Many people all around the world love a good dosage of caffeine. Whether it is a steamy hot cup of java that kick starts our morning, that big cup of iced cola that helps get us through the mid-day or that chewable energy stimulant to keep you going at night while you study for that big exam you have, people are striving to get through the days with the help of this “medicine”. While research is constantly being conducted, there are benefits and risks to consumption of caffeine.
Caffeine, in low doses, is thought to bring about improvement in sporting performance, increased alertness and reduction in fatigue, potentially lifting a person’s mood. Sport energy drinks are sought out more with sports to enhance an athlete’s performance abilities. Coffee and tea also contain some antioxidants which have positive effects on heart health. Caffeine may help with human brain cells which lower risks of developing some diseases such as Parkinson's disease. Regular cups of coffee may help stimulate the gallbladder, which has shown to reduce the risk of gallstones. Caffeine causes the blood vessel to constrict, which helps relieve headache pain.

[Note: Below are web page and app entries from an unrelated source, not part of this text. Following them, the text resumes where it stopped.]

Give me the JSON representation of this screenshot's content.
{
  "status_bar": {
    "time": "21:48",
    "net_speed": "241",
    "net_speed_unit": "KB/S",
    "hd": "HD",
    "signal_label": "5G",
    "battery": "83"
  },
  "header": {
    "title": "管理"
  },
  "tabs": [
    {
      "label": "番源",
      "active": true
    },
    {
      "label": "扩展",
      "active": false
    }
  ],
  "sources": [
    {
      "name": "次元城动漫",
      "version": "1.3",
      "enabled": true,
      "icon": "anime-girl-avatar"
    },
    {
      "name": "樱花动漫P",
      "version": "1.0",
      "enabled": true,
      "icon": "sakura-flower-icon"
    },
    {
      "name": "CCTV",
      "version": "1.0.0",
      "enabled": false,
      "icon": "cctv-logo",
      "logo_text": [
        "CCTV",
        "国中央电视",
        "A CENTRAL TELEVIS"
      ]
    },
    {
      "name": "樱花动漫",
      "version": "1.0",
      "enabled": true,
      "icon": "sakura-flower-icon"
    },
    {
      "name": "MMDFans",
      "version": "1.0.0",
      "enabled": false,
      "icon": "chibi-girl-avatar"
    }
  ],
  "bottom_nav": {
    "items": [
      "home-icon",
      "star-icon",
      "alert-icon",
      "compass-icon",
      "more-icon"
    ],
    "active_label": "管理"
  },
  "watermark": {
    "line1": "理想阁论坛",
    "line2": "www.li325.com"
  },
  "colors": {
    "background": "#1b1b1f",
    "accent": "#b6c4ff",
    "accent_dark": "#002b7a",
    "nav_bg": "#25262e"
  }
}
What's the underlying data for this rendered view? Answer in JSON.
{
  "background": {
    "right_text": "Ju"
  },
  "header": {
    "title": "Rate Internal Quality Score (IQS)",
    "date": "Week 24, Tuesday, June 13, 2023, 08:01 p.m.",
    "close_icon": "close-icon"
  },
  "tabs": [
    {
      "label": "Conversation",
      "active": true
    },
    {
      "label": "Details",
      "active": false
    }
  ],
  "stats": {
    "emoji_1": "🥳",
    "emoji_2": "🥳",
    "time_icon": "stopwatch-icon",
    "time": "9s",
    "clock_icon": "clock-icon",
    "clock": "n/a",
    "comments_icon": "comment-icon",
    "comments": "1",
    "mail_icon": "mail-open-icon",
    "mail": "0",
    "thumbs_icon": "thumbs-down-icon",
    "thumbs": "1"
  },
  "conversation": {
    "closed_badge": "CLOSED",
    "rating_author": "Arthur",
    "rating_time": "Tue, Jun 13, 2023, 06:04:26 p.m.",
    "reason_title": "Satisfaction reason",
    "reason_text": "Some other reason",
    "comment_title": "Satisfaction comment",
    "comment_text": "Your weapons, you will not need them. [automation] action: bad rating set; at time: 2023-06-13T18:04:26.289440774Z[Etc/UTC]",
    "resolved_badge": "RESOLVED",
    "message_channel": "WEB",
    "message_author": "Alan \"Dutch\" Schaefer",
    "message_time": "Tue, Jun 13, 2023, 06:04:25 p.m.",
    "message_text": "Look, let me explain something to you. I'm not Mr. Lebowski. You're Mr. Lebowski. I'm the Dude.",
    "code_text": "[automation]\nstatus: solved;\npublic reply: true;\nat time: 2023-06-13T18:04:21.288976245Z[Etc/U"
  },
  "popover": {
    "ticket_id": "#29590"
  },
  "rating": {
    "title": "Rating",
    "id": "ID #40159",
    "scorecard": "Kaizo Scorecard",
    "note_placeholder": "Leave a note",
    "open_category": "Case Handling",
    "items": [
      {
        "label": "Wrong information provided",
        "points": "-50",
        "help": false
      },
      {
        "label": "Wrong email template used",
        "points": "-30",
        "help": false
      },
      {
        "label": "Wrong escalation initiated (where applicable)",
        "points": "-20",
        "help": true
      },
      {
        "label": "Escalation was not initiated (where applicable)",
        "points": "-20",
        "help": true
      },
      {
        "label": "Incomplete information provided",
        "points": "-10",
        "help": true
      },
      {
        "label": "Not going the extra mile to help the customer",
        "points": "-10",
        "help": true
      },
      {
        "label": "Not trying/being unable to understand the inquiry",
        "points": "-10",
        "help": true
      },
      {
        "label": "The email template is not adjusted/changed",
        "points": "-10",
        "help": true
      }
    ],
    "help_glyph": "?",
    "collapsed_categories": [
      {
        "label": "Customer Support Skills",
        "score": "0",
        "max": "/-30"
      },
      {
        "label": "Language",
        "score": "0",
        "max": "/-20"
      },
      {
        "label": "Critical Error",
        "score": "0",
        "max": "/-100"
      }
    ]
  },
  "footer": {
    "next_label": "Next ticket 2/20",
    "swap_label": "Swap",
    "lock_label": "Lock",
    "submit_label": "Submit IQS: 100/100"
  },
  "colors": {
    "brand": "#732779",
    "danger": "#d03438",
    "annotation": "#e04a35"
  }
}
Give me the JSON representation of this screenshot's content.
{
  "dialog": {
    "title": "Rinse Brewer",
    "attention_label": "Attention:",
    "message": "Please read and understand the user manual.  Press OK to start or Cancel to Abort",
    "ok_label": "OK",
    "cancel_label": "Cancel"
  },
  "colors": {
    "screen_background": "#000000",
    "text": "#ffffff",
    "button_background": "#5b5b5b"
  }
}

On the flip side, excessive amounts of caffeine can lead to dependency due to an increased tolerance. People often rely on caffeine to combat fatigue. When relying on caffeine to get you through the day, it increases your tolerance and it becomes addictive. Too much caffeine can produce restlessness, nausea, sleeping difficulties, upset stomach, increase urine production (causing dehydration as caffeine is a known diuretic) and cardiac arrhythmias ( irregular heartbeat). Heavy users who have to go without caffeine regularly can experience headaches and fatigue. They may experience withdrawal if they are trying to decrease their typical daily dosage. It is recommended to keep a healthy lifestyle if you are trying to decrease your caffeine intake. Exercise daily and stay fully hydrated. Too much caffeine can lead to osteoporosis later in life which results in brittle bones that can lead to less strength and stability. For this reason, it is recommended to make sure you obtain enough calcium to help prevent this. Obtaining calcium in your diet is recommended regardless of if you drink coffee or not. You are just potentially more prone later on. So keep those bones healthy and strong.
So how much caffeine is safe for an individual? The recommendation for safe drinking levels is 200-300 mg of caffeine a day. On average, that is two-to-three cups of coffee per 24-hour period. The recommendation is less for people with high blood pressure and pregnant women. To give you an idea, one cup of coffee contains about 100 mg caffeine, while cola has 47 mg of caffeine. Tea is lower unless brewed strong and black but you can expect less than 50 mg of caffeine per cup.
While caffeine is becoming more popular, as well as, easier to access with drive thru coffee shops and proliferation of energy drinks, it’s easy to say that, because of the hype, research is constantly being conducted. While data shows little or too much caffeine could be beneficial, it is safe to say that if you stay within the guidelines and limit your caffeine to recommended caffeine intake, your body will more than likely be fine. (Take sip from your caffeinated beverage, now)